About halfway through my recent two-week fellowship at Quarry Farm I felt a new affinity with something Mark Twain wrote while perched there “on top of the hill near heaven.”
“I have the feeling of being a sort of scrub angel,” Twain mused, “& am more moved to help shove the clouds around, & get the stars on deck promptly, & keep all things trim & ship-shape in the firmament than to bother myself with the humble insect-interests & occupations of the distant earth.”
Obviously, Quarry Farm was a special place for Mark Twain. For over twenty years, Twain and his family summered there at the home of his sister-in-law Susan and her husband Theodore Crane. His octagonal study, where he wrote many of his classics, was a short walk from the farmhouse to its celestial perch overlooking the city of Elmira and the Chemung River Valley.
The study can now be found down on Elmira College’s campus, the spot where it used to sit is mostly overgrown with trees these days.
It is still possible, however, to experience something like Twain’s scrub-angel epiphany at Quarry Farm. After a day there devoted to writing, sitting in a rocking chair on the front porch—taking in the scenic view of distant earth below and listening to the wind bloweth where it listeth through the trees—I felt a sincere “Amen” to Twain’s homily might be order.
What I heard instead was a cat’s thunderous meow.
That’s when I saw a black-and-white, bobtailed feline with emerald eyes sauntering across the porch toward me. With a sudden, acrobatically impressive back roll onto my foot, the cat lay supine looking up at me, letting me know I was to pay homage to him (or her…I didn’t ask what the cat’s pronouns were).
As I was petting my new furry friend (whom I dubbed Bob due to his or her tail, or lack thereof), it occurred to me that another bit of Quarry Farm’s Mark Twain lore (his love of cats) had manifested for me in purring fur ball at my feet.
Bob fit right in with Quarry Farm’s heavenly firmament. In A Connecticut Yankee in King Arthur’s Court, Twain observed that “these graceful and harmless cats would easily become as sacred as any other royalties, and indeed more so…and must be worthy of a deeper love and reverence than the customary human king, and would certainly get it.”
Twain is known for his general love of animals, of course. But, as confirmed by several photos of him at Quarry Farm and elsewhere striking fond poses with a beloved cat, Twain had a special soft spot in his curmudgeonly heart for these enigmatic animals.

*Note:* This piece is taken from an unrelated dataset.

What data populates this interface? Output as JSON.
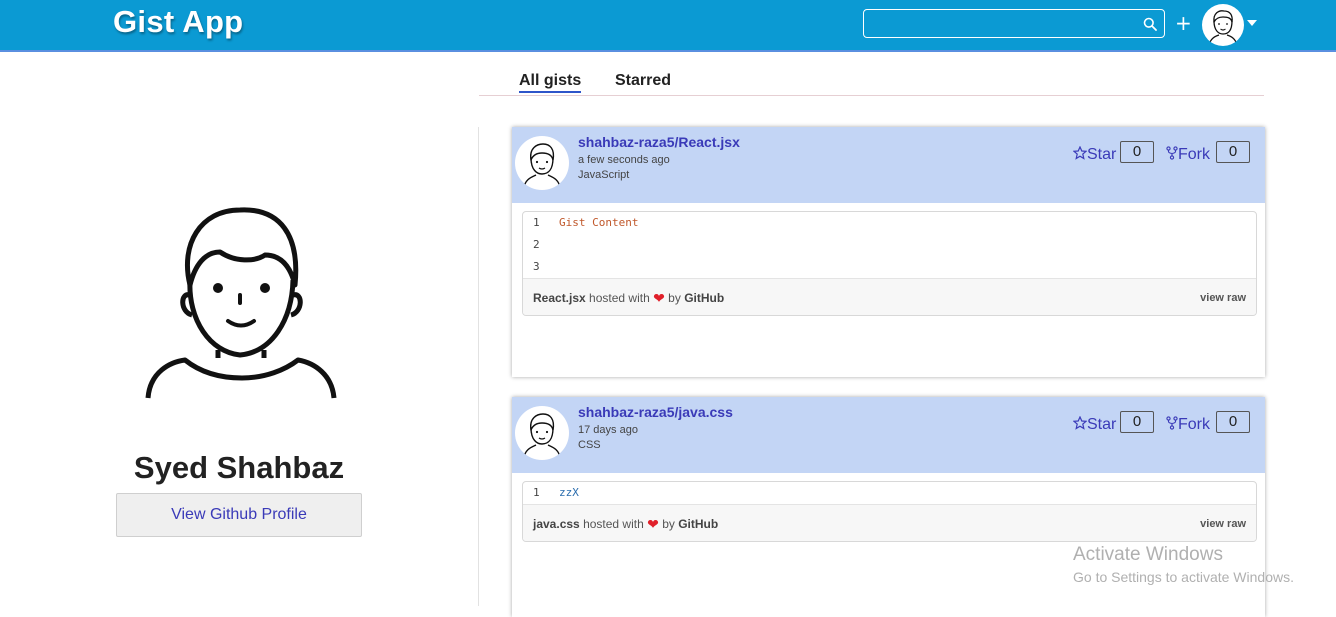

Susy Clemens wrote in her biography of her father that: “The difference between papa and mama is, that mama loves morals and papa loves cats.”
Not that there was a dichotomy for Twain between morality and cats. It’s just that cats embodied a code far more fitting for a place “on top of the hill near heaven.” In 1906, Twain noted how the qualities of a cat named Sour Mash exemplified this code:
I had a great admiration for Sour Mash, and a great affection for her, too. She was one of the institutions of Quarry Farm for a good many years. She had an abundance of that noble quality which all cats possess, and which neither man nor any other animal possesses in any considerable degree – independence. Also she was affectionate, she was loyal, she was plucky, she was enterprising, she was just to her friends and unjust to her enemies — and she was righteously entitled to the high compliment which so often fell from the lips of John T. Lewis — reluctantly, and as by compulsion, but all the more precious for that: “‘Other Christians is always worrying about other people’s opinions, but Sour Mash don’t give a damn.’”
Or perhaps she only gave a damn about things that ultimately matter.
That’s the attitude Bob (or whatever your deep and inscrutable singular name—ala T.S. Eliot—really is) and my stay at Quarry Farm instilled in me, if only for that time spent so close to heaven.